#### EXERCISE OBJECTIVE
Search the lines of the records for the word "Control", and copy every line that has it.

#### RECORDS TO USE
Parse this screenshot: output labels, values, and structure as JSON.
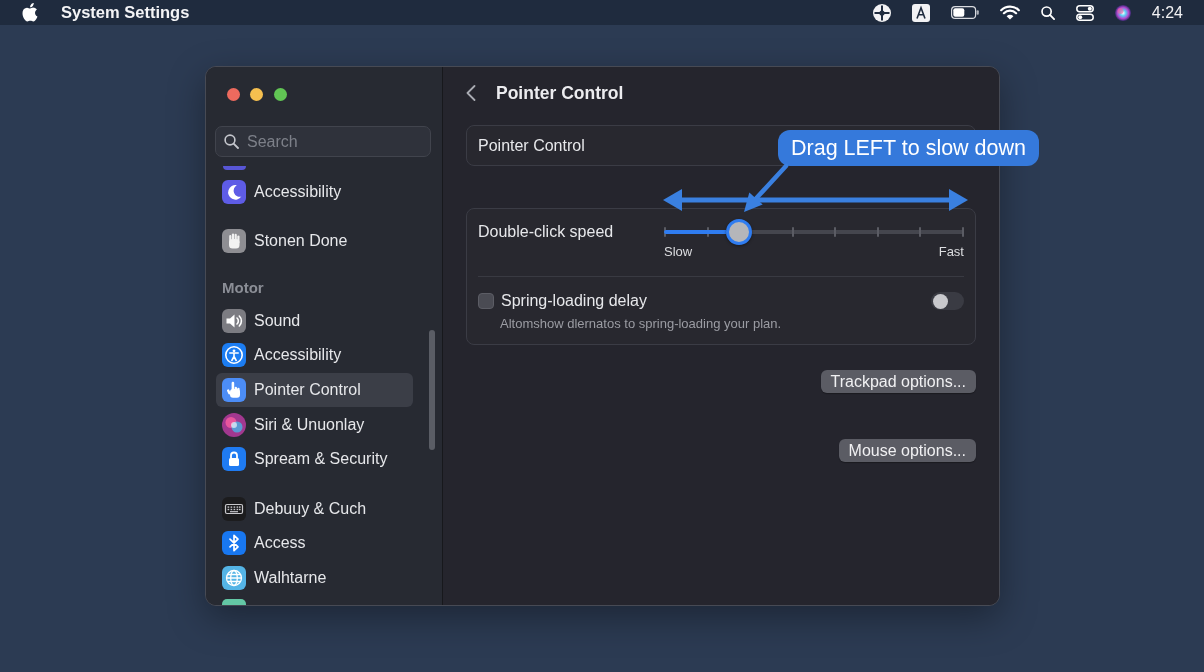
{
  "menu_bar": {
    "app_name": "System Settings",
    "clock": "4:24"
  },
  "sidebar": {
    "search": {
      "placeholder": "Search"
    },
    "sections": [
      {
        "items": [
          {
            "label": "Accessibility",
            "color": "#5e5ce6",
            "selected": false
          }
        ]
      },
      {
        "items": [
          {
            "label": "Stonen Done",
            "color": "#8e8e93",
            "selected": false
          }
        ]
      },
      {
        "header": "Motor",
        "items": [
          {
            "label": "Sound",
            "color": "#7c7c82",
            "selected": false
          },
          {
            "label": "Accessibility",
            "color": "#1c7df2",
            "selected": false
          },
          {
            "label": "Pointer Control",
            "color": "#4c8df6",
            "selected": true
          },
          {
            "label": "Siri & Unuonlay",
            "color": "#a2388f",
            "selected": false
          },
          {
            "label": "Spream & Security",
            "color": "#1f7bf2",
            "selected": false
          }
        ]
      },
      {
        "items": [
          {
            "label": "Debuuy & Cuch",
            "color": "#1c1c1e",
            "selected": false
          },
          {
            "label": "Access",
            "color": "#1877f0",
            "selected": false
          },
          {
            "label": "Walhtarne",
            "color": "#54b4e6",
            "selected": false
          }
        ]
      }
    ]
  },
  "detail": {
    "title": "Pointer Control",
    "groups": [
      {
        "rows": [
          {
            "kind": "label",
            "label": "Pointer Control"
          }
        ]
      },
      {
        "rows": [
          {
            "kind": "slider",
            "label": "Double-click speed",
            "level": 0.25,
            "min_label": "Slow",
            "max_label": "Fast"
          },
          {
            "kind": "toggle",
            "label": "Spring-loading delay",
            "description": "Altomshow dlernatos to spring-loading your plan.",
            "checked": false,
            "on": false
          }
        ]
      }
    ],
    "buttons": [
      {
        "label": "Trackpad options..."
      },
      {
        "label": "Mouse options..."
      }
    ]
  },
  "annotation": {
    "text": "Drag LEFT to slow down"
  }
}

#### PROBLEM SOLUTION
            "label": "Pointer Control",
    "title": "Pointer Control",
            "label": "Pointer Control"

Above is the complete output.